Swanson, Martin & Bell, LLP

Richard J. Keating, Jr. is a partner and chair of the Retail and Hospitality Practice Group at Swanson, Martin & Bell, LLP in Chicago. Mr. Keating represents restaurants, concert venues, amusement venues, health clubs and retail businesses throughout the United States. His practice focuses on tort litigation, premises liability defense, general liability matters, incident investigations and security claims. Before entering private practice, Mr. Keating was a criminal prosecutor for the Cook County State’s Attorney’s Office for nine years. Mr. Keating also worked in an investigations unit where he supervised a team of attorneys investigating crimes in conjunction with police authorities.

Prior to becoming an attorney, Mr. Keating spent four years in the corporate sector working at AT&T in the small business market. Mr. Keating routinely combines his litigation and criminal prosecution experience with his understanding of corporate business objectives to advise his hospitality clients about various potential and existing legal concerns.

Mr. Keating is a member of the Academy of Hospitality Industry Attorneys, Defense Research Institute’s Retail and Hospitality Defense Committee, and the Illinois Restaurant Association. He received his J.D. from Chicago-Kent College of Law and his B.S. from Indiana University.

Please visit www.smbtrials.com for more information.

Mr. Keating Jr. can be contacted at 312-222-8568 or rkeating@smbtrials.com

Coming Up In The April Online Hotel Business Review

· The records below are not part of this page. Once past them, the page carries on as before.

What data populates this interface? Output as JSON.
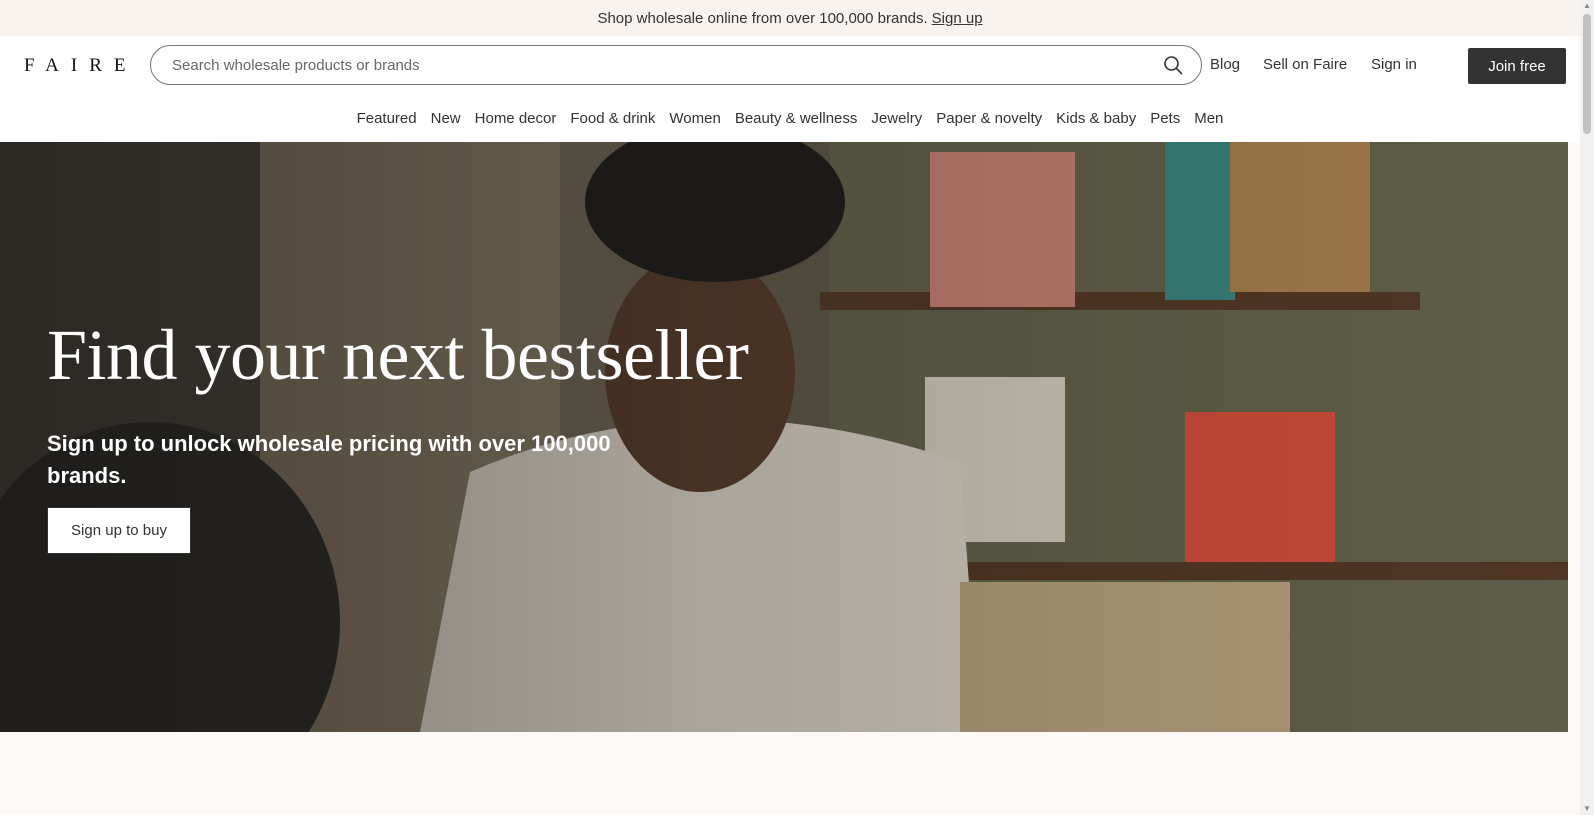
{
  "banner": {
    "text": "Shop wholesale online from over 100,000 brands.",
    "link": "Sign up"
  },
  "header": {
    "logo": "FAIRE",
    "search_placeholder": "Search wholesale products or brands",
    "links": {
      "blog": "Blog",
      "sell": "Sell on Faire",
      "signin": "Sign in"
    },
    "join": "Join free"
  },
  "categories": [
    "Featured",
    "New",
    "Home decor",
    "Food & drink",
    "Women",
    "Beauty & wellness",
    "Jewelry",
    "Paper & novelty",
    "Kids & baby",
    "Pets",
    "Men"
  ],
  "hero": {
    "title": "Find your next bestseller",
    "subtitle": "Sign up to unlock wholesale pricing with over 100,000 brands.",
    "button": "Sign up to buy"
  },
  "colors": {
    "join_bg": "#333333",
    "banner_bg": "#f8f3ef",
    "page_bg": "#fbf8f5"
  }
}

Feature Focus
Guest Service: The Personalized Experience
In the not-too-distant future, when guests arrive at a hotel, they will check themselves in using a kiosk in the lobby, by- passing a stop at the front desk. When they call room service to order food, it will be from a hotel mobile tablet, practically eliminating any contact with friendly service people. Though these inevitable developments will likely result in delivered to their door by a robot. When they visit a restaurant, their orders will be placed and the bill will be paid some staff reduction, there is a silver lining – all the remaining hotel staff can be laser-focused on providing guests with the best possible service available. And for most guests, that means being the beneficiary of a personalized experience from the hotel. According to a recent Yahoo survey, 78 percent of hotel guests expressed a desire for some kind of personalization. They are seeking services that not only make them feel welcomed, but valued, and cause them to feel good about themselves. Hotels must strive to establish an emotional bond with their guests, the kind of bond that creates guest loyalty and brings them back time and again. But providing personalized service is more than knowing your guests by name. It’s leaving a bottle of wine in the room of a couple celebrating their anniversary, or knowing which guest enjoys having a fresh cup of coffee brought to their room as part of a wake-up call. It’s the small, thoughtful, personal gestures that matter most and produce the greatest effect. The April issue of the Hotel Business Review will document what some leading hotels are doing to cultivate and manage guest satisfaction in their operations.